▶ Exercise goal: Go through the records, and copy each line in which the string "JSON" is present.
(Extracted entries begins)
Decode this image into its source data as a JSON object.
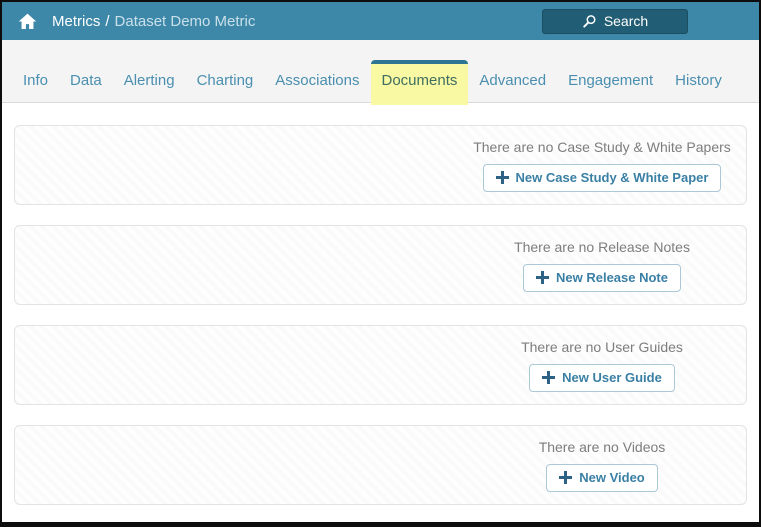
{
  "header": {
    "breadcrumb": {
      "section": "Metrics",
      "separator": "/",
      "current": "Dataset Demo Metric"
    },
    "search": {
      "label": "Search"
    }
  },
  "tabs": {
    "items": [
      {
        "label": "Info",
        "active": false
      },
      {
        "label": "Data",
        "active": false
      },
      {
        "label": "Alerting",
        "active": false
      },
      {
        "label": "Charting",
        "active": false
      },
      {
        "label": "Associations",
        "active": false
      },
      {
        "label": "Documents",
        "active": true
      },
      {
        "label": "Advanced",
        "active": false
      },
      {
        "label": "Engagement",
        "active": false
      },
      {
        "label": "History",
        "active": false
      }
    ]
  },
  "document_sections": [
    {
      "key": "case-study-white-paper",
      "empty_message": "There are no Case Study & White Papers",
      "new_button_label": "New Case Study & White Paper"
    },
    {
      "key": "release-note",
      "empty_message": "There are no Release Notes",
      "new_button_label": "New Release Note"
    },
    {
      "key": "user-guide",
      "empty_message": "There are no User Guides",
      "new_button_label": "New User Guide"
    },
    {
      "key": "video",
      "empty_message": "There are no Videos",
      "new_button_label": "New Video"
    }
  ],
  "icons": {
    "home": "home-icon",
    "search": "magnifier-icon",
    "plus": "plus-icon"
  },
  "colors": {
    "header_bar": "#3d88a8",
    "search_button": "#215d74",
    "tab_strip_background": "#f4f4f4",
    "active_tab_highlight": "#f9f9a3",
    "active_tab_top_border": "#2d7593",
    "tab_link_text": "#4a8fb0",
    "active_tab_text": "#3f6e60",
    "empty_message_text": "#7d7d7d",
    "new_button_text": "#3a7fa4",
    "new_button_border": "#abc8d7",
    "plus_icon": "#2d6287"
  }
}
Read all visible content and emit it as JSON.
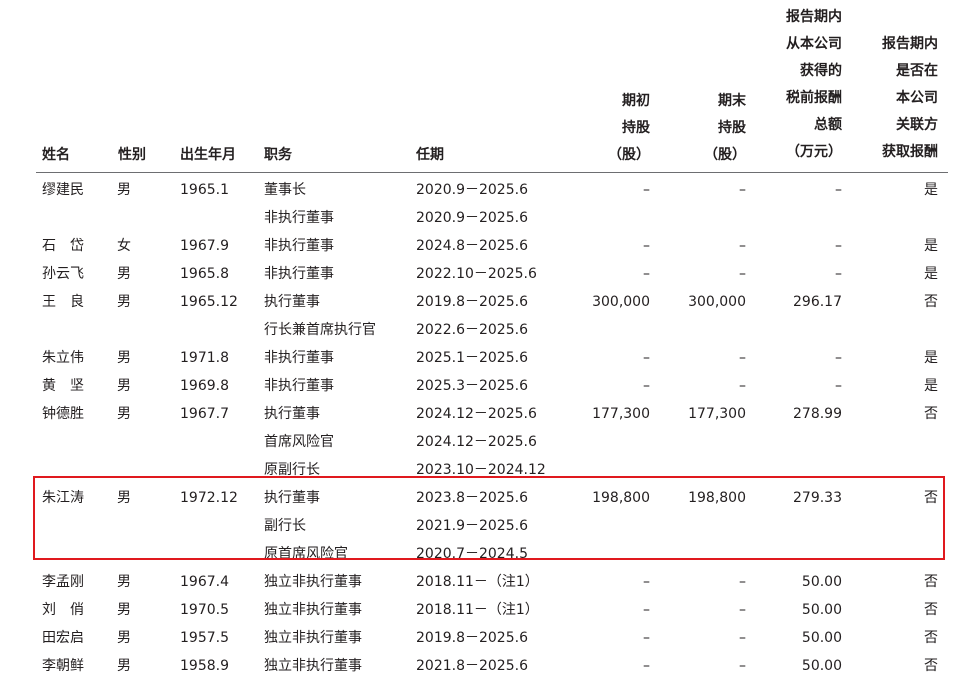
{
  "headers": {
    "name": "姓名",
    "gender": "性别",
    "birth": "出生年月",
    "position": "职务",
    "term": "任期",
    "begin_shares": [
      "期初",
      "持股",
      "（股）"
    ],
    "end_shares": [
      "期末",
      "持股",
      "（股）"
    ],
    "pretax_pay": [
      "报告期内",
      "从本公司",
      "获得的",
      "税前报酬",
      "总额",
      "（万元）"
    ],
    "related_pay": [
      "报告期内",
      "是否在",
      "本公司",
      "关联方",
      "获取报酬"
    ]
  },
  "rows": [
    {
      "name": "缪建民",
      "gender": "男",
      "birth": "1965.1",
      "positions": [
        "董事长",
        "非执行董事"
      ],
      "terms": [
        "2020.9－2025.6",
        "2020.9－2025.6"
      ],
      "begin_shares": "–",
      "end_shares": "–",
      "pretax_pay": "–",
      "related_pay": "是"
    },
    {
      "name": "石　岱",
      "gender": "女",
      "birth": "1967.9",
      "positions": [
        "非执行董事"
      ],
      "terms": [
        "2024.8－2025.6"
      ],
      "begin_shares": "–",
      "end_shares": "–",
      "pretax_pay": "–",
      "related_pay": "是"
    },
    {
      "name": "孙云飞",
      "gender": "男",
      "birth": "1965.8",
      "positions": [
        "非执行董事"
      ],
      "terms": [
        "2022.10－2025.6"
      ],
      "begin_shares": "–",
      "end_shares": "–",
      "pretax_pay": "–",
      "related_pay": "是"
    },
    {
      "name": "王　良",
      "gender": "男",
      "birth": "1965.12",
      "positions": [
        "执行董事",
        "行长兼首席执行官"
      ],
      "terms": [
        "2019.8－2025.6",
        "2022.6－2025.6"
      ],
      "begin_shares": "300,000",
      "end_shares": "300,000",
      "pretax_pay": "296.17",
      "related_pay": "否"
    },
    {
      "name": "朱立伟",
      "gender": "男",
      "birth": "1971.8",
      "positions": [
        "非执行董事"
      ],
      "terms": [
        "2025.1－2025.6"
      ],
      "begin_shares": "–",
      "end_shares": "–",
      "pretax_pay": "–",
      "related_pay": "是"
    },
    {
      "name": "黄　坚",
      "gender": "男",
      "birth": "1969.8",
      "positions": [
        "非执行董事"
      ],
      "terms": [
        "2025.3－2025.6"
      ],
      "begin_shares": "–",
      "end_shares": "–",
      "pretax_pay": "–",
      "related_pay": "是"
    },
    {
      "name": "钟德胜",
      "gender": "男",
      "birth": "1967.7",
      "positions": [
        "执行董事",
        "首席风险官",
        "原副行长"
      ],
      "terms": [
        "2024.12－2025.6",
        "2024.12－2025.6",
        "2023.10－2024.12"
      ],
      "begin_shares": "177,300",
      "end_shares": "177,300",
      "pretax_pay": "278.99",
      "related_pay": "否"
    },
    {
      "name": "朱江涛",
      "gender": "男",
      "birth": "1972.12",
      "positions": [
        "执行董事",
        "副行长",
        "原首席风险官"
      ],
      "terms": [
        "2023.8－2025.6",
        "2021.9－2025.6",
        "2020.7－2024.5"
      ],
      "begin_shares": "198,800",
      "end_shares": "198,800",
      "pretax_pay": "279.33",
      "related_pay": "否"
    },
    {
      "name": "李孟刚",
      "gender": "男",
      "birth": "1967.4",
      "positions": [
        "独立非执行董事"
      ],
      "terms": [
        "2018.11－（注1）"
      ],
      "begin_shares": "–",
      "end_shares": "–",
      "pretax_pay": "50.00",
      "related_pay": "否"
    },
    {
      "name": "刘　俏",
      "gender": "男",
      "birth": "1970.5",
      "positions": [
        "独立非执行董事"
      ],
      "terms": [
        "2018.11－（注1）"
      ],
      "begin_shares": "–",
      "end_shares": "–",
      "pretax_pay": "50.00",
      "related_pay": "否"
    },
    {
      "name": "田宏启",
      "gender": "男",
      "birth": "1957.5",
      "positions": [
        "独立非执行董事"
      ],
      "terms": [
        "2019.8－2025.6"
      ],
      "begin_shares": "–",
      "end_shares": "–",
      "pretax_pay": "50.00",
      "related_pay": "否"
    },
    {
      "name": "李朝鲜",
      "gender": "男",
      "birth": "1958.9",
      "positions": [
        "独立非执行董事"
      ],
      "terms": [
        "2021.8－2025.6"
      ],
      "begin_shares": "–",
      "end_shares": "–",
      "pretax_pay": "50.00",
      "related_pay": "否"
    }
  ],
  "highlighted_row": "朱江涛",
  "colors": {
    "text": "#231f20",
    "rule": "#6d6e71",
    "highlight_border": "#e0191e"
  }
}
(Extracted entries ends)
▶ Response box:
Decode this image into its source data as a JSON object.
Read all visible content and emit it as JSON.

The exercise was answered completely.